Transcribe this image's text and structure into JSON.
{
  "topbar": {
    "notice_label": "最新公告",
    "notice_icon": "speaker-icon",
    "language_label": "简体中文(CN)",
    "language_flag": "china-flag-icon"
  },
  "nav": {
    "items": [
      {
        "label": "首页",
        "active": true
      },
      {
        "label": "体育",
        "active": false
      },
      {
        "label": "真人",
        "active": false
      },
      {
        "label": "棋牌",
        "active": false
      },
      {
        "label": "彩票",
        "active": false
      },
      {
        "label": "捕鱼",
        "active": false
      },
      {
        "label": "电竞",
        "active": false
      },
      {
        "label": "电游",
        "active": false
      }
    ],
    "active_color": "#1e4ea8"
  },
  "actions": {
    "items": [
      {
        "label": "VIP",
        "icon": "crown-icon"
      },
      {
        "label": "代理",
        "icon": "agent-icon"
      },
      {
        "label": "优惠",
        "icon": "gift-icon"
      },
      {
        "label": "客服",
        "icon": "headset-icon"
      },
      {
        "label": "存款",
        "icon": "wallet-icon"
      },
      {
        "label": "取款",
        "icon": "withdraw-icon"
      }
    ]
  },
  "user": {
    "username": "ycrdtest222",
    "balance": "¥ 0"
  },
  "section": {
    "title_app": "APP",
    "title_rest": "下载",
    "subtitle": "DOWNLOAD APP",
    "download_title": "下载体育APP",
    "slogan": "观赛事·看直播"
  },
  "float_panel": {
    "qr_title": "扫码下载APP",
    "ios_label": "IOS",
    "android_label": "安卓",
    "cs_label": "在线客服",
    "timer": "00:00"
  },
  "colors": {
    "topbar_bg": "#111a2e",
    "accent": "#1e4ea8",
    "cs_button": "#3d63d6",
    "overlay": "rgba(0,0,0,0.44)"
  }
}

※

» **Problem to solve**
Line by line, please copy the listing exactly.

» **Response box**
Transcribe this image's text and structure into JSON.
{
  "topbar": {
    "notice_label": "最新公告",
    "notice_icon": "speaker-icon",
    "language_label": "简体中文(CN)",
    "language_flag": "china-flag-icon"
  },
  "nav": {
    "items": [
      {
        "label": "首页",
        "active": true
      },
      {
        "label": "体育",
        "active": false
      },
      {
        "label": "真人",
        "active": false
      },
      {
        "label": "棋牌",
        "active": false
      },
      {
        "label": "彩票",
        "active": false
      },
      {
        "label": "捕鱼",
        "active": false
      },
      {
        "label": "电竞",
        "active": false
      },
      {
        "label": "电游",
        "active": false
      }
    ],
    "active_color": "#1e4ea8"
  },
  "actions": {
    "items": [
      {
        "label": "VIP",
        "icon": "crown-icon"
      },
      {
        "label": "代理",
        "icon": "agent-icon"
      },
      {
        "label": "优惠",
        "icon": "gift-icon"
      },
      {
        "label": "客服",
        "icon": "headset-icon"
      },
      {
        "label": "存款",
        "icon": "wallet-icon"
      },
      {
        "label": "取款",
        "icon": "withdraw-icon"
      }
    ]
  },
  "user": {
    "username": "ycrdtest222",
    "balance": "¥ 0"
  },
  "section": {
    "title_app": "APP",
    "title_rest": "下载",
    "subtitle": "DOWNLOAD APP",
    "download_title": "下载体育APP",
    "slogan": "观赛事·看直播"
  },
  "float_panel": {
    "qr_title": "扫码下载APP",
    "ios_label": "IOS",
    "android_label": "安卓",
    "cs_label": "在线客服",
    "timer": "00:00"
  },
  "colors": {
    "topbar_bg": "#111a2e",
    "accent": "#1e4ea8",
    "cs_button": "#3d63d6",
    "overlay": "rgba(0,0,0,0.44)"
  }
}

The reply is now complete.